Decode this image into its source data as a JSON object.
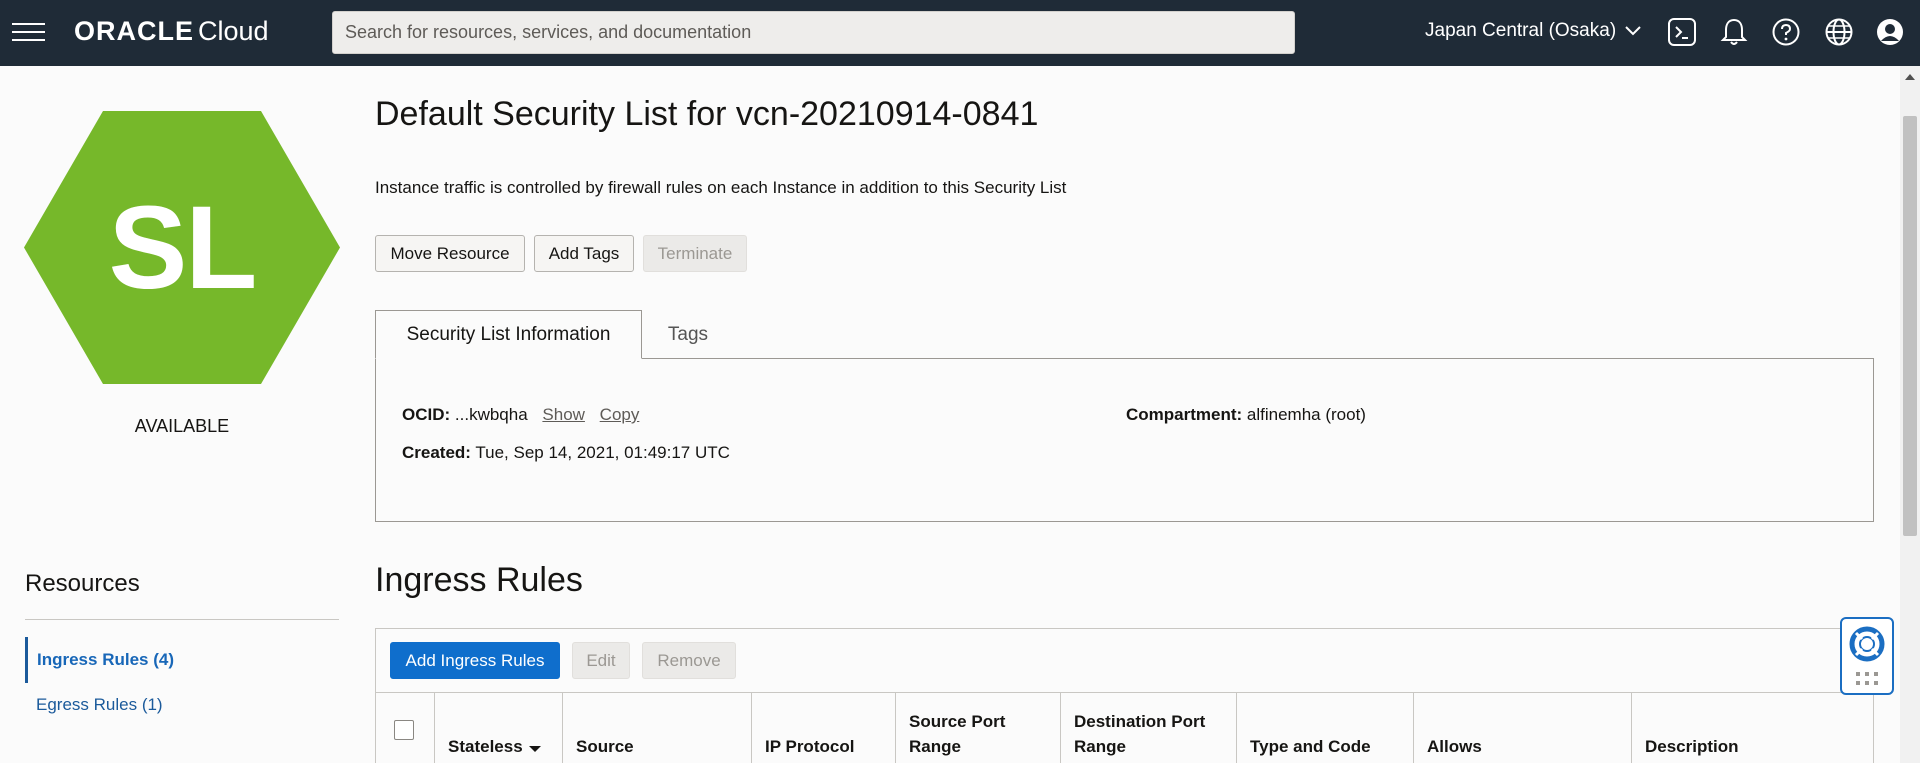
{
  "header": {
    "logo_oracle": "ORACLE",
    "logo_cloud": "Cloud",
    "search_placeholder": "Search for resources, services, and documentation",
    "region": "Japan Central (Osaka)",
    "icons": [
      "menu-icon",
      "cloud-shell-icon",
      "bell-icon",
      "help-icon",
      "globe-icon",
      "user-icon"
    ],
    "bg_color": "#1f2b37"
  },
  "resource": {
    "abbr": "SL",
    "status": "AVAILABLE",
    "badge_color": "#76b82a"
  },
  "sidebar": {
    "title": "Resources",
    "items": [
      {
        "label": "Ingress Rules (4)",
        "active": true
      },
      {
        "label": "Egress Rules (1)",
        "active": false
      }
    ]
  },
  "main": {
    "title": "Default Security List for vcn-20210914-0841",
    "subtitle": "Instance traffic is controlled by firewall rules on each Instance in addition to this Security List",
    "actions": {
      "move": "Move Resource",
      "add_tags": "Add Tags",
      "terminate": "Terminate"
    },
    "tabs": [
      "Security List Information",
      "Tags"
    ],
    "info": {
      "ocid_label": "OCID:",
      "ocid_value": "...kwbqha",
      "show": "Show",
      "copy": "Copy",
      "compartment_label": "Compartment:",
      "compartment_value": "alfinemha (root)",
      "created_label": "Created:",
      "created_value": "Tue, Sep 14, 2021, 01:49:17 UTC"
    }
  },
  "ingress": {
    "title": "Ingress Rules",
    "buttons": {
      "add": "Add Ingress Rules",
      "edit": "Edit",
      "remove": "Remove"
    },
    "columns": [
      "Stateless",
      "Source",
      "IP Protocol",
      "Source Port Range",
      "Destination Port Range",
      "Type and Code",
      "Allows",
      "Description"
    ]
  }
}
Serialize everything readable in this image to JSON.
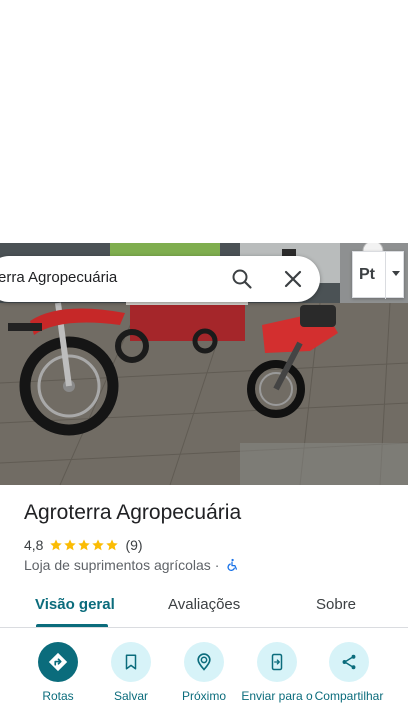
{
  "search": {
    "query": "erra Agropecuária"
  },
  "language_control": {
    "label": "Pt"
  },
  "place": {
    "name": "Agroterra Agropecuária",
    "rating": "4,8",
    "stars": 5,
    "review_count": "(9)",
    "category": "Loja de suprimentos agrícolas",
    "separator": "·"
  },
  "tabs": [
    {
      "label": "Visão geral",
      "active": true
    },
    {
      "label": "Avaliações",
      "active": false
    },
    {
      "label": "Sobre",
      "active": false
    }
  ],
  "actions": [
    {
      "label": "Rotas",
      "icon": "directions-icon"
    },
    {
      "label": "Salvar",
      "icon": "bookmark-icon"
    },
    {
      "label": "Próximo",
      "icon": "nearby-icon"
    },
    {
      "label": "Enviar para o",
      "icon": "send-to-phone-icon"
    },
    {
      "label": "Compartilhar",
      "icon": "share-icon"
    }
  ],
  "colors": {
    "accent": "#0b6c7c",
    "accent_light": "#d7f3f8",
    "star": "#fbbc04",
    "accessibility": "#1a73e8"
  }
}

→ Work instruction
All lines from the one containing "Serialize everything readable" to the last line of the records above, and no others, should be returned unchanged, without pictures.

→ Expected output
Serialize everything readable in this image to JSON.
{
  "search": {
    "query": "erra Agropecuária"
  },
  "language_control": {
    "label": "Pt"
  },
  "place": {
    "name": "Agroterra Agropecuária",
    "rating": "4,8",
    "stars": 5,
    "review_count": "(9)",
    "category": "Loja de suprimentos agrícolas",
    "separator": "·"
  },
  "tabs": [
    {
      "label": "Visão geral",
      "active": true
    },
    {
      "label": "Avaliações",
      "active": false
    },
    {
      "label": "Sobre",
      "active": false
    }
  ],
  "actions": [
    {
      "label": "Rotas",
      "icon": "directions-icon"
    },
    {
      "label": "Salvar",
      "icon": "bookmark-icon"
    },
    {
      "label": "Próximo",
      "icon": "nearby-icon"
    },
    {
      "label": "Enviar para o",
      "icon": "send-to-phone-icon"
    },
    {
      "label": "Compartilhar",
      "icon": "share-icon"
    }
  ],
  "colors": {
    "accent": "#0b6c7c",
    "accent_light": "#d7f3f8",
    "star": "#fbbc04",
    "accessibility": "#1a73e8"
  }
}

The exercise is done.